(TASK PROMPT): Among the lines below, how many have the word "arrow"? The reply is that number alone.

Page and application data records
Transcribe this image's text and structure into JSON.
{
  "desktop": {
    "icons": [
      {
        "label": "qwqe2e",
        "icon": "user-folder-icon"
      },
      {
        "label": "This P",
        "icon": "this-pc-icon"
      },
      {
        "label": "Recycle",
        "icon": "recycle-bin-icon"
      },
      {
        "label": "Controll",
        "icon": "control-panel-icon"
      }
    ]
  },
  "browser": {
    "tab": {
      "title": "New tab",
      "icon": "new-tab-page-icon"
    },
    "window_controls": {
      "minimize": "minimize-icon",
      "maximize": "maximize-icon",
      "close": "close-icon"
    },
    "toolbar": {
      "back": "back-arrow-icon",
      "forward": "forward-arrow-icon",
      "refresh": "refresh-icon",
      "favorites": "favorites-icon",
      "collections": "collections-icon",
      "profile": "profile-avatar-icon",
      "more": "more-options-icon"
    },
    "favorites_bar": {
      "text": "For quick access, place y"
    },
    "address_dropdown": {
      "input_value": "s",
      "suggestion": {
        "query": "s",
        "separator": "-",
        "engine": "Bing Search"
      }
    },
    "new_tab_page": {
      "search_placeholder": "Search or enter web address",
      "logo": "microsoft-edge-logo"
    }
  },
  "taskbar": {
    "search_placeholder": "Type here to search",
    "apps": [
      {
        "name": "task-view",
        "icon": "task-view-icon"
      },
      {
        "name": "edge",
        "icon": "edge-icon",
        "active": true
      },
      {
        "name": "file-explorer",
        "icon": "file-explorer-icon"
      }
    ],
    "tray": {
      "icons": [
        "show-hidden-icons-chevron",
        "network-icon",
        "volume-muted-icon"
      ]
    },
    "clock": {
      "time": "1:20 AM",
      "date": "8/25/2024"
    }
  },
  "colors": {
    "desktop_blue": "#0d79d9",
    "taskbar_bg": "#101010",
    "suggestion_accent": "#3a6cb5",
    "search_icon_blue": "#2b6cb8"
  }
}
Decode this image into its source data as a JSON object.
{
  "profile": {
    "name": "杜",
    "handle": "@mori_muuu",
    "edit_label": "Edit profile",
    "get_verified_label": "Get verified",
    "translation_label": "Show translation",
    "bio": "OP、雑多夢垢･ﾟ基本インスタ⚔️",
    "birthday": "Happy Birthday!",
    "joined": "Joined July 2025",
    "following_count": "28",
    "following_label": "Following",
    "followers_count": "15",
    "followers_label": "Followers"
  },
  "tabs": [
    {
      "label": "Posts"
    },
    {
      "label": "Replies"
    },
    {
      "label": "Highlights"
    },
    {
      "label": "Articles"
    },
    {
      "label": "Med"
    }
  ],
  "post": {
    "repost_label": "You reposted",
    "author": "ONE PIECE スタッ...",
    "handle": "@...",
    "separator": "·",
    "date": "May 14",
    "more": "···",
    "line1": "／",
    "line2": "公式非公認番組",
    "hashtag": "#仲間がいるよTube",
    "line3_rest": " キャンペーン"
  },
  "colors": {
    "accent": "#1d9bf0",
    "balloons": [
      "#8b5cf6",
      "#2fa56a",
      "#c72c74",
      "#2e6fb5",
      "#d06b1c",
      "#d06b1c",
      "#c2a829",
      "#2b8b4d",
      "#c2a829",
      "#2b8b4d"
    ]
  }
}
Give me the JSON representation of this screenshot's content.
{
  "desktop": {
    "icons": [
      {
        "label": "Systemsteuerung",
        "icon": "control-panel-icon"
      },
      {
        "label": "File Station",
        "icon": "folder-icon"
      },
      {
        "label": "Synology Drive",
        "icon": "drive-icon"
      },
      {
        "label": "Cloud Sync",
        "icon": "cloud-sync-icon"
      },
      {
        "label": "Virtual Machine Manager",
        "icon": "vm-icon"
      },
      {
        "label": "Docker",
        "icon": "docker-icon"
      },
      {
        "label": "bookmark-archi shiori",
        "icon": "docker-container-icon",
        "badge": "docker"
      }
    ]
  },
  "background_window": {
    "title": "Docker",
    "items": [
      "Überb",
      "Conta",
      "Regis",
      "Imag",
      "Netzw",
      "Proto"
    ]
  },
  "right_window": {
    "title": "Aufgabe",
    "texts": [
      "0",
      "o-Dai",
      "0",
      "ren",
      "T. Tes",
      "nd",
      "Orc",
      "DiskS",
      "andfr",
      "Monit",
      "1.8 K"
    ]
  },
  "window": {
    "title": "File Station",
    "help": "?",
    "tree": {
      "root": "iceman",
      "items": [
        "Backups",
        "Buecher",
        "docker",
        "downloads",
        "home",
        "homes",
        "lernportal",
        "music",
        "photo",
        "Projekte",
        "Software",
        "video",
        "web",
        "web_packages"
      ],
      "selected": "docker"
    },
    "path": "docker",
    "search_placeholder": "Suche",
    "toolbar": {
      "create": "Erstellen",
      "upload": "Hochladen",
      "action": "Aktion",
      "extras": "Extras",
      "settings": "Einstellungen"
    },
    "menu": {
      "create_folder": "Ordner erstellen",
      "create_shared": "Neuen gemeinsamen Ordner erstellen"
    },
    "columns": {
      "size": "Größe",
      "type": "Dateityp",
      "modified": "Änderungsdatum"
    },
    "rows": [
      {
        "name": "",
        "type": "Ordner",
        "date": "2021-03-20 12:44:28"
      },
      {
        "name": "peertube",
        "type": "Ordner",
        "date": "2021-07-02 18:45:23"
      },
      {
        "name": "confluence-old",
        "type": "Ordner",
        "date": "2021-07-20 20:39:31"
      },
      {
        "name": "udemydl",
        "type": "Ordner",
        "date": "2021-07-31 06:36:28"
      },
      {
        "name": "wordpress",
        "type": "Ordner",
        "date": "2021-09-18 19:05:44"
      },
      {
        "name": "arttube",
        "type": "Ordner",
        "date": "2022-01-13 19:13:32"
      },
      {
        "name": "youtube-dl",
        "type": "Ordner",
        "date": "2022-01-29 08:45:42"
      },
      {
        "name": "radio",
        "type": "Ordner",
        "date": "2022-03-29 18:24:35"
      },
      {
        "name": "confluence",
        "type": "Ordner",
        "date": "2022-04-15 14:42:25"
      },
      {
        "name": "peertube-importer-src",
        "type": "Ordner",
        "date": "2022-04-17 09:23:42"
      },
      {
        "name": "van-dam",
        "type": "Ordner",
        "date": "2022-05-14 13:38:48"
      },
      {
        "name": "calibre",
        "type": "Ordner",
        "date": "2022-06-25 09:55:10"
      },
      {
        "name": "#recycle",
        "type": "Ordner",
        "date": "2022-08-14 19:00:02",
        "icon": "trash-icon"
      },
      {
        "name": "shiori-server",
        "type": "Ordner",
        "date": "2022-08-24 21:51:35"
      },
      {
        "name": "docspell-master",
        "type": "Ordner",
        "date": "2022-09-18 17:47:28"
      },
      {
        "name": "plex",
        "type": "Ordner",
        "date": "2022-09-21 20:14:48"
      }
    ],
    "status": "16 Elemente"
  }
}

(OUTPUT FOR THIS TASK): 2